Task to complete:
A faithful copy of all the records is needed, with the pictures omitted.

[Opening Source information section]

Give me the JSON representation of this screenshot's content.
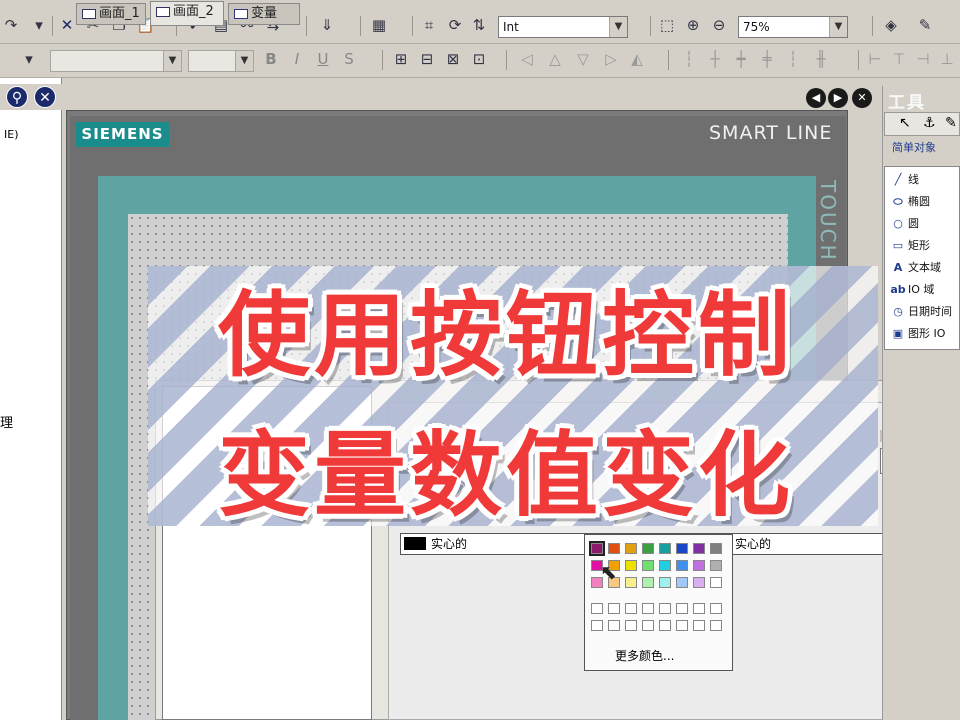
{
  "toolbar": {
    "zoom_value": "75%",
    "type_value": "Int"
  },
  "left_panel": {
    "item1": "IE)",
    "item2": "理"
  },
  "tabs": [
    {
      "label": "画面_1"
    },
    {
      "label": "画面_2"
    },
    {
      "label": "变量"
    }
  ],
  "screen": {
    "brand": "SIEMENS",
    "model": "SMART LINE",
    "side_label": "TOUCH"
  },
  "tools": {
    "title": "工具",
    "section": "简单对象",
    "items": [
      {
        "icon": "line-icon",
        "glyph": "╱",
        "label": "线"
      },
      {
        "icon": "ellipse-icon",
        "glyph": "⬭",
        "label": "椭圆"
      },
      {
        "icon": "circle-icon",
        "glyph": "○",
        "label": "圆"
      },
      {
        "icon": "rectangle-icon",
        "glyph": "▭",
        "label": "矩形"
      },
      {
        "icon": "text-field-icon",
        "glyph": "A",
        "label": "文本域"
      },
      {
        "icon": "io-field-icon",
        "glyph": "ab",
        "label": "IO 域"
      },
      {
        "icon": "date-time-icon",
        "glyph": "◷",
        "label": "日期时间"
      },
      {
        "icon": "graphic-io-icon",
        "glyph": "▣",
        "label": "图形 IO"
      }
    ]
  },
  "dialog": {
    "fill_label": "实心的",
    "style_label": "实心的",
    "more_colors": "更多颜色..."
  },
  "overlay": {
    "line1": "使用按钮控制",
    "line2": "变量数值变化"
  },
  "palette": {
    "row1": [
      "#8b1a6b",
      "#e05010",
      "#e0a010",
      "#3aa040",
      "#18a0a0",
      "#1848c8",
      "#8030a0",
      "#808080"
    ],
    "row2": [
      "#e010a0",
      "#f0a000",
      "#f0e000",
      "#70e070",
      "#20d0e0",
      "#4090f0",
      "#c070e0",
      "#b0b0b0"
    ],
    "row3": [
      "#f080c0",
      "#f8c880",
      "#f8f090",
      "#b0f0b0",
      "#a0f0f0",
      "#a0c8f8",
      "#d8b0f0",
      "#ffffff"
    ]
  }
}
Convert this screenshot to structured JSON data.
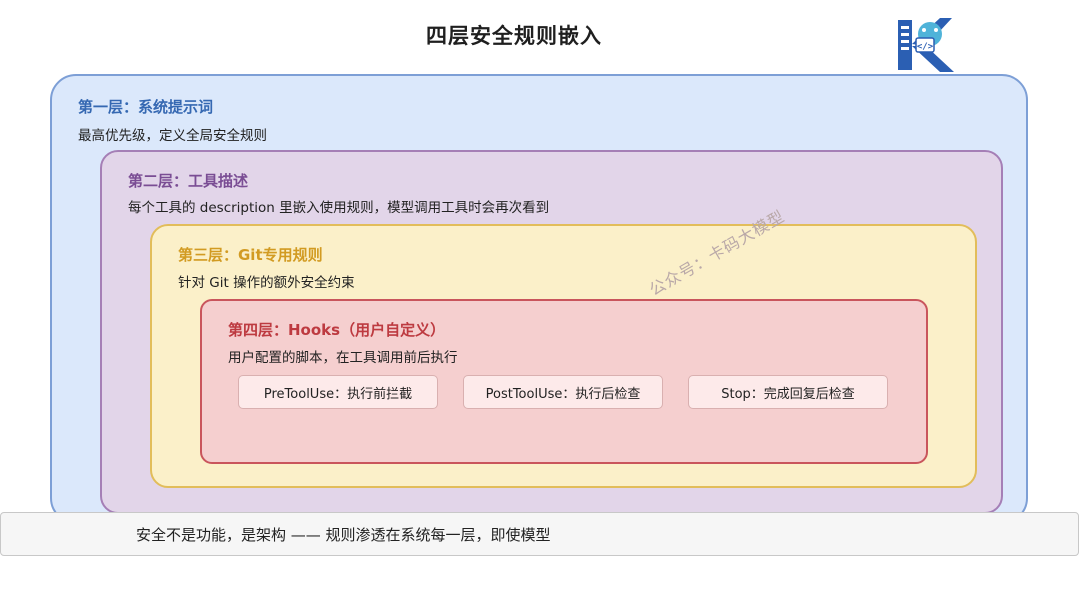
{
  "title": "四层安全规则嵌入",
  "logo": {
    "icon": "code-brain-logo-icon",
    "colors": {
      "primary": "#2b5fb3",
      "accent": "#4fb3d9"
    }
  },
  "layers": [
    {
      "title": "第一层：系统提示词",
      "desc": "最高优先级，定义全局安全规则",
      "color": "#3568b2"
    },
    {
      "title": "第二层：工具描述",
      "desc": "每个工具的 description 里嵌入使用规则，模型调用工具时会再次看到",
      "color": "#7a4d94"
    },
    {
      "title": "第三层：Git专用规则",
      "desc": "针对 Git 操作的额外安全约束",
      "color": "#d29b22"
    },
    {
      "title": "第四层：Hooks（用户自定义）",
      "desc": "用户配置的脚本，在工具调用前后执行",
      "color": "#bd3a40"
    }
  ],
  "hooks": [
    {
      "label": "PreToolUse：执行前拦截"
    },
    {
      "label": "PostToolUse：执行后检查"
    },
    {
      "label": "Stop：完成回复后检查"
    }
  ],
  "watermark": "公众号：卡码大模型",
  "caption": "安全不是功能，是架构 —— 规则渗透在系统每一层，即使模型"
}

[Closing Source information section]

Answer to this exercise:
Give me the JSON representation of this screenshot's content.
{
  "toolbar": {
    "zoom_value": "75%",
    "type_value": "Int"
  },
  "left_panel": {
    "item1": "IE)",
    "item2": "理"
  },
  "tabs": [
    {
      "label": "画面_1"
    },
    {
      "label": "画面_2"
    },
    {
      "label": "变量"
    }
  ],
  "screen": {
    "brand": "SIEMENS",
    "model": "SMART LINE",
    "side_label": "TOUCH"
  },
  "tools": {
    "title": "工具",
    "section": "简单对象",
    "items": [
      {
        "icon": "line-icon",
        "glyph": "╱",
        "label": "线"
      },
      {
        "icon": "ellipse-icon",
        "glyph": "⬭",
        "label": "椭圆"
      },
      {
        "icon": "circle-icon",
        "glyph": "○",
        "label": "圆"
      },
      {
        "icon": "rectangle-icon",
        "glyph": "▭",
        "label": "矩形"
      },
      {
        "icon": "text-field-icon",
        "glyph": "A",
        "label": "文本域"
      },
      {
        "icon": "io-field-icon",
        "glyph": "ab",
        "label": "IO 域"
      },
      {
        "icon": "date-time-icon",
        "glyph": "◷",
        "label": "日期时间"
      },
      {
        "icon": "graphic-io-icon",
        "glyph": "▣",
        "label": "图形 IO"
      }
    ]
  },
  "dialog": {
    "fill_label": "实心的",
    "style_label": "实心的",
    "more_colors": "更多颜色..."
  },
  "overlay": {
    "line1": "使用按钮控制",
    "line2": "变量数值变化"
  },
  "palette": {
    "row1": [
      "#8b1a6b",
      "#e05010",
      "#e0a010",
      "#3aa040",
      "#18a0a0",
      "#1848c8",
      "#8030a0",
      "#808080"
    ],
    "row2": [
      "#e010a0",
      "#f0a000",
      "#f0e000",
      "#70e070",
      "#20d0e0",
      "#4090f0",
      "#c070e0",
      "#b0b0b0"
    ],
    "row3": [
      "#f080c0",
      "#f8c880",
      "#f8f090",
      "#b0f0b0",
      "#a0f0f0",
      "#a0c8f8",
      "#d8b0f0",
      "#ffffff"
    ]
  }
}
Convert this screenshot to structured JSON data.
{
  "title": "四层安全规则嵌入",
  "logo": {
    "icon": "code-brain-logo-icon",
    "colors": {
      "primary": "#2b5fb3",
      "accent": "#4fb3d9"
    }
  },
  "layers": [
    {
      "title": "第一层：系统提示词",
      "desc": "最高优先级，定义全局安全规则",
      "color": "#3568b2"
    },
    {
      "title": "第二层：工具描述",
      "desc": "每个工具的 description 里嵌入使用规则，模型调用工具时会再次看到",
      "color": "#7a4d94"
    },
    {
      "title": "第三层：Git专用规则",
      "desc": "针对 Git 操作的额外安全约束",
      "color": "#d29b22"
    },
    {
      "title": "第四层：Hooks（用户自定义）",
      "desc": "用户配置的脚本，在工具调用前后执行",
      "color": "#bd3a40"
    }
  ],
  "hooks": [
    {
      "label": "PreToolUse：执行前拦截"
    },
    {
      "label": "PostToolUse：执行后检查"
    },
    {
      "label": "Stop：完成回复后检查"
    }
  ],
  "watermark": "公众号：卡码大模型",
  "caption": "安全不是功能，是架构 —— 规则渗透在系统每一层，即使模型"
}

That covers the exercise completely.